The elephant was second. We were on a game drive near Pilannesberg and Steven had been pestering our ranger all day to find an elephant. Steven was regaling the South Africans in the vehicle with riddles about elephants (How does an elephant hide in a cherry tree? Paints his toenails red) and other such silliness. The sun was going down, and we wanted a really good sunset shot. The driver obliged by turning around and – there was a fantastic elephant! He was about 13 years old, sent away from his herd because he was becoming a threat to the main male. He just ambled up to a tree next to the vehicle! Some people were quite nervous at the close proximity, but Steven just kept snapping photos, barely able to contain his jubilation. Cape Buffalo at Kruger
Our third sighting occurred as we entered Kruger National Park. Driving across a bridge, Steven spied a Cape Buffalo. It was a fine looking specimen with a beautiful boss (that’s what it’s called when the horns grow together across the top of the male’s head). We also saw several buffalo in the water on our most recent safari at Tshukudu Game Reserve. There were females with little horns, babies with nubby horns, and young males who hadn’t grown their boss yet.
Also at Tshukudu we were introduced to leopards (#4) and a lion (thus concluding the Big 5). They were behind a fence. Not like a zoo, mind you, they had lots of room to wander. But these are nocturnal animals, and it’s difficult to spot them in the wild. We’ve heard them, we’ve seen their kill up in a tree; but we’d never seen one. Our ranger told us the leopards had been taken into someone’s home as babies, but when the owners realized they were still wild animals, they had to be put in a safe place. Once a wild animal becomes comfortable around humans, it’s doubly dangerous, because they don’t bother to turn tail and go in the other direction as they normally would; and they may associate humans with food (and get irritated if they don’t get any!). The lion is very old, about 24 years, I think. He was part of the breeding project when the game reserve began.

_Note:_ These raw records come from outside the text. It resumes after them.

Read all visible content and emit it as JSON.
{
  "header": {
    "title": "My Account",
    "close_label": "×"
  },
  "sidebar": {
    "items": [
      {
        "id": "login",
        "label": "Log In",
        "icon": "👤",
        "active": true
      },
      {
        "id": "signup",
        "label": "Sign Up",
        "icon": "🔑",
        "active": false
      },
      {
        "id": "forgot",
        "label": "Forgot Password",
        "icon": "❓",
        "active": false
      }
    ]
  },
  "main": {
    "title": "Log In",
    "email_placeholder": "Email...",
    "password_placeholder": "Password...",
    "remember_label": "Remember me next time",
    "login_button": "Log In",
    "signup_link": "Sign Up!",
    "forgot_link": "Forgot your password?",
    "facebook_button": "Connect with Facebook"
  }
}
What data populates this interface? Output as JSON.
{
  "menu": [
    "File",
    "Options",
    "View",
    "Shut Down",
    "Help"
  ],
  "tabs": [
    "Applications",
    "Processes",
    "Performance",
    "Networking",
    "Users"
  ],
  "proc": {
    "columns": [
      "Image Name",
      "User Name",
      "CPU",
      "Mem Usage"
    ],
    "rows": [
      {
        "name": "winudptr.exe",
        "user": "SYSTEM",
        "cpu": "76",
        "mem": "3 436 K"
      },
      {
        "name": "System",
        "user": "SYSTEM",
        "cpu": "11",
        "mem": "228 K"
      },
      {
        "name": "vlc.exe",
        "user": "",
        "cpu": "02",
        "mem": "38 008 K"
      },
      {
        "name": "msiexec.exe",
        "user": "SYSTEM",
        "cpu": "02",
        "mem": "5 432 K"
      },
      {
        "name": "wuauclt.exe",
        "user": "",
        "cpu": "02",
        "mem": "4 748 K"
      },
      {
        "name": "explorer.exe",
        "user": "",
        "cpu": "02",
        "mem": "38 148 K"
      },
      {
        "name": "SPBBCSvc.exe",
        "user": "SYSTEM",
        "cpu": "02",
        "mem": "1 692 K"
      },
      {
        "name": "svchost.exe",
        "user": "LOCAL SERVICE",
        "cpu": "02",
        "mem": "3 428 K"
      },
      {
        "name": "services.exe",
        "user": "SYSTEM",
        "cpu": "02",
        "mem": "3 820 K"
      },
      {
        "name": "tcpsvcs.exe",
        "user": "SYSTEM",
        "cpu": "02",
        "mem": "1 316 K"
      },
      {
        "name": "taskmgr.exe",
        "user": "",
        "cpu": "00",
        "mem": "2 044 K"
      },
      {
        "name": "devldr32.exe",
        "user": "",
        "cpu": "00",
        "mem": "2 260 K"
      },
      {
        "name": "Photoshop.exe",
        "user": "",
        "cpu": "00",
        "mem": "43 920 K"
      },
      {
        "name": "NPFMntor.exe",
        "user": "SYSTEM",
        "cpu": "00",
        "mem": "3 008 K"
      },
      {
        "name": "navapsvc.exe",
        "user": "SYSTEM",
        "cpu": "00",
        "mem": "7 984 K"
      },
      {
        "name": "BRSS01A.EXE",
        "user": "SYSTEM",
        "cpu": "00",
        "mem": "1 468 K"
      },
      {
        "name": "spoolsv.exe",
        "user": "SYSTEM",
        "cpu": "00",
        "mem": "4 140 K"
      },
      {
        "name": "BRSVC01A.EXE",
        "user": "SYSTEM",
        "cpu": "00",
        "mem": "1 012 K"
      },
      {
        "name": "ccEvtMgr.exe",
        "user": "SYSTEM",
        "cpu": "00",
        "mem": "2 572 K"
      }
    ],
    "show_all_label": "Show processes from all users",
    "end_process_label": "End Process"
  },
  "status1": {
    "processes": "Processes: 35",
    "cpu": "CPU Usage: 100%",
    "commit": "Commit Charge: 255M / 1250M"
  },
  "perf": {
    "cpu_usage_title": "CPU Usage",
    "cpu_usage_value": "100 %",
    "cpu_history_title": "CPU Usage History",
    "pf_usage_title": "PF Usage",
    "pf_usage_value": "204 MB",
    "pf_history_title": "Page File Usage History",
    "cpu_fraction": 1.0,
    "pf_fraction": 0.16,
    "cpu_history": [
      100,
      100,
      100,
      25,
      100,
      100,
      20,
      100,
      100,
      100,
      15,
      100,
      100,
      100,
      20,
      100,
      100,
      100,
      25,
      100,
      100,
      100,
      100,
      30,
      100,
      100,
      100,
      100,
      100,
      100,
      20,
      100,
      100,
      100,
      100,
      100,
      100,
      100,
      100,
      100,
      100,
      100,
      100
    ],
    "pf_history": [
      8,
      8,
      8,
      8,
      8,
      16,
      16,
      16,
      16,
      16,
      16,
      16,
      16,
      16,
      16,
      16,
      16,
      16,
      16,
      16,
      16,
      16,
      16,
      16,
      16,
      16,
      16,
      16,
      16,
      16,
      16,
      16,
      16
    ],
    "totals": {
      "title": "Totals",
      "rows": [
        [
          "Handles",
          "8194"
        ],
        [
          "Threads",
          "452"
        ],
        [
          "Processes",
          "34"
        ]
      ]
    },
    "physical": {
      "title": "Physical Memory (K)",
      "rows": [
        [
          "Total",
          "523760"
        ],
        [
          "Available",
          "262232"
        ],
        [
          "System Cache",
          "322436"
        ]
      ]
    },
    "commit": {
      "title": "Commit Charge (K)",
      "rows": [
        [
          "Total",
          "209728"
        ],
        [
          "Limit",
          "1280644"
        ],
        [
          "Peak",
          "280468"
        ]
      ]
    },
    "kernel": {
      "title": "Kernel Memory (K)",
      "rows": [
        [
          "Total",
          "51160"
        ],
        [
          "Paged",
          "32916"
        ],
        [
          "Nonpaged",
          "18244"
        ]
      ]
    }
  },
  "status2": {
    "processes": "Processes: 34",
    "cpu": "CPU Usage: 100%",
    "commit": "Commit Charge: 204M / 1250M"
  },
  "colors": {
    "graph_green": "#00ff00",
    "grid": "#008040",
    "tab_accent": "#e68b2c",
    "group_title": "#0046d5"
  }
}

Leopard at Tshukudu. Can't see the fence, can you?
Lion at Tshukudu. See the fence on the right?
There are so many beautiful animals here in the wilds of South Africa – don’t tell anyone, but I like giraffes better than the Big 5! Just because we’ve gotten great shots of the obligatory animals doesn’t mean we’re going to quit taking pictures. As a matter of fact, I’m developing a new obsession: the little 5. Really! There’s the elephant shrew; the buffalo weaver bird (we’ve seen their big sloppy nests); the rhino beetle; the leopard tortoise (we saw a dead one on a game walk); and the antlion. Stay tuned!